Sad scrap

The handsome Vanessid butterflies have been around in the garden for a while, Red Admirals and Small Tortoiseshells in particular, noticeably more commanding in their powerful flight than the 'cabbage' Whites and Meadow Browns which flutter around. They are fewer as yet than in previous years and I have not yet definitely seen a Peacock, usually the most common of them. Mind you, a butterfly's life is always a hard one as the scad scrap of Small Tortoiseshell on our car boot sill shows, above.

In the moth trap, meanwhile, I had an unusual infestation on Monday night, several thousand of these midget beetles. I had place it on an outdoors table close to an unruly hawthorn hedge.
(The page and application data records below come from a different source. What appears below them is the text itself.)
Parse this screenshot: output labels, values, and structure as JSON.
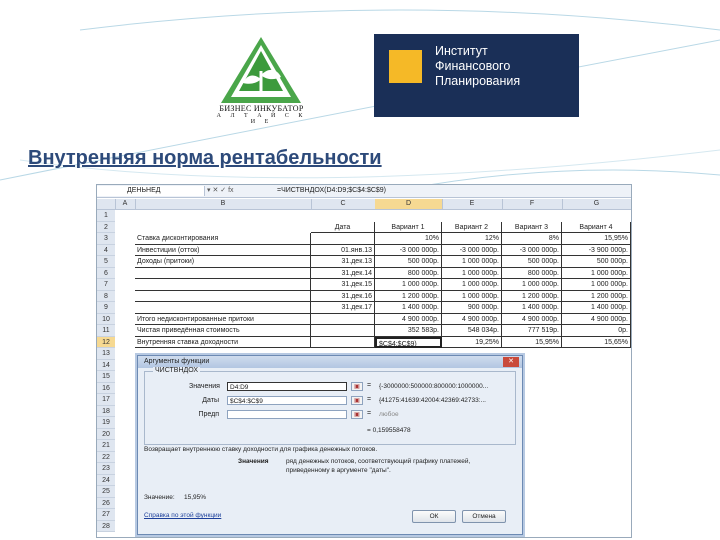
{
  "slide": {
    "title": "Внутренняя норма рентабельности",
    "logo_left": {
      "line1": "БИЗНЕС ИНКУБАТОР",
      "line2": "А Л Т А Й С К И Е"
    },
    "logo_right": {
      "line1": "Институт",
      "line2": "Финансового",
      "line3": "Планирования"
    },
    "colors": {
      "title": "#2d4a7a",
      "logo_right_bg": "#1a2f57",
      "logo_right_square": "#f5b927",
      "logo_left_green": "#3c9a3c"
    }
  },
  "spreadsheet": {
    "name_box": "ДЕНЬНЕД",
    "fx_buttons": "▾  ✕  ✓  fx",
    "formula": "=ЧИСТВНДОХ(D4:D9;$C$4:$C$9)",
    "columns": [
      "A",
      "B",
      "C",
      "D",
      "E",
      "F",
      "G"
    ],
    "rows": [
      "1",
      "2",
      "3",
      "4",
      "5",
      "6",
      "7",
      "8",
      "9",
      "10",
      "11",
      "12",
      "13",
      "14",
      "15",
      "16",
      "17",
      "18",
      "19",
      "20",
      "21",
      "22",
      "23",
      "24",
      "25",
      "26",
      "27",
      "28"
    ],
    "header": [
      "Дата",
      "Вариант 1",
      "Вариант 2",
      "Вариант 3",
      "Вариант 4"
    ],
    "labels": {
      "r3": "Ставка дисконтирования",
      "r4": "Инвестиции (отток)",
      "r5": "Доходы (притоки)",
      "r10": "Итого недисконтированные притоки",
      "r11": "Чистая приведённая стоимость",
      "r12": "Внутренняя ставка доходности"
    },
    "dates": [
      "01.янв.13",
      "31.дек.13",
      "31.дек.14",
      "31.дек.15",
      "31.дек.16",
      "31.дек.17"
    ],
    "rate_row": [
      "10%",
      "12%",
      "8%",
      "15,95%"
    ],
    "data_rows": [
      [
        "-3 000 000р.",
        "-3 000 000р.",
        "-3 000 000р.",
        "-3 900 000р."
      ],
      [
        "500 000р.",
        "1 000 000р.",
        "500 000р.",
        "500 000р."
      ],
      [
        "800 000р.",
        "1 000 000р.",
        "800 000р.",
        "1 000 000р."
      ],
      [
        "1 000 000р.",
        "1 000 000р.",
        "1 000 000р.",
        "1 000 000р."
      ],
      [
        "1 200 000р.",
        "1 000 000р.",
        "1 200 000р.",
        "1 200 000р."
      ],
      [
        "1 400 000р.",
        "900 000р.",
        "1 400 000р.",
        "1 400 000р."
      ]
    ],
    "total_row": [
      "4 900 000р.",
      "4 900 000р.",
      "4 900 000р.",
      "4 900 000р."
    ],
    "npv_row": [
      "352 583р.",
      "548 034р.",
      "777 519р.",
      "0р."
    ],
    "irr_row": [
      "$C$4:$C$9)",
      "19,25%",
      "15,95%",
      "15,65%"
    ]
  },
  "dialog": {
    "title": "Аргументы функции",
    "close": "✕",
    "function_name": "ЧИСТВНДОХ",
    "args": [
      {
        "label": "Значения",
        "input": "D4:D9",
        "value": "{-3000000:500000:800000:1000000..."
      },
      {
        "label": "Даты",
        "input": "$C$4:$C$9",
        "value": "{41275:41639:42004:42369:42733:..."
      },
      {
        "label": "Предп",
        "input": "",
        "value": "любое"
      }
    ],
    "result": "= 0,159558478",
    "description": "Возвращает внутреннюю ставку доходности для графика денежных потоков.",
    "param_name": "Значения",
    "param_desc_line1": "ряд денежных потоков, соответствующий графику платежей,",
    "param_desc_line2": "приведенному в аргументе \"даты\".",
    "value_label": "Значение:",
    "value_result": "15,95%",
    "help_link": "Справка по этой функции",
    "ok": "ОК",
    "cancel": "Отмена"
  }
}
The sheer profligacy of Nature still surprises me although you seldom get anywhere near these sorts of numbers with moths.

I wonder if these are their parents - a small type of beetly creature which was also present in the dozens.  I don't think so, judging by body shape, but beetles and their kind are an unknown, if fascinating, world to me. Update: many thanks to my Commentor for revealing that the bigger creatures are Pentatoma rufipes, Forest or Red-legged Shield Bugs. The little beetles are probably just that, little beetles of a type unknown. There was also a lone grasshopper in the eggboxes, but it hopped off.

An Angle Shades' decision to slumber on the transparent trap cowl gave me the chance to get an unusual underwing, showing a tubby body in comparison to the sleek outline of its folded wings. Turning the cowl over, I took the more customary photo of the same moth below.

Otherwise the lovely warm weather has yet to bring in anything specially notable but below are a Poplar Kitten from one of my favourite tribes, an alarmed Poplar Hawk unusually showing its warning blotches of red and a Common or Lesser Common Rustic with a couple more of the little people. 


Anonymous said...

Hi Martin

I think your larger 'beetles' are actually Pentatoma rufipes(Forest Shield Bugs or Red-legged Shield Bugs), in spite of the fact you had the trap near Hawthorn and there are Hawthorn Shield Bugs too. Shield Bugs do have earlier instars which can look quite different from the adult, but I think the smaller ones are a type of Beetle, but which I don't know.

called Forest Shield Bug here:
called Red-legged Shield Bug here:

I hope you don't mind me linking these sites (assuming the links worked), but I thought you may have encountered some of the other varieties of Hemiptera and may find them useful.

Martin Wainwright said...

Once again, thanks so much for your expertise and those very useful links. I've updated.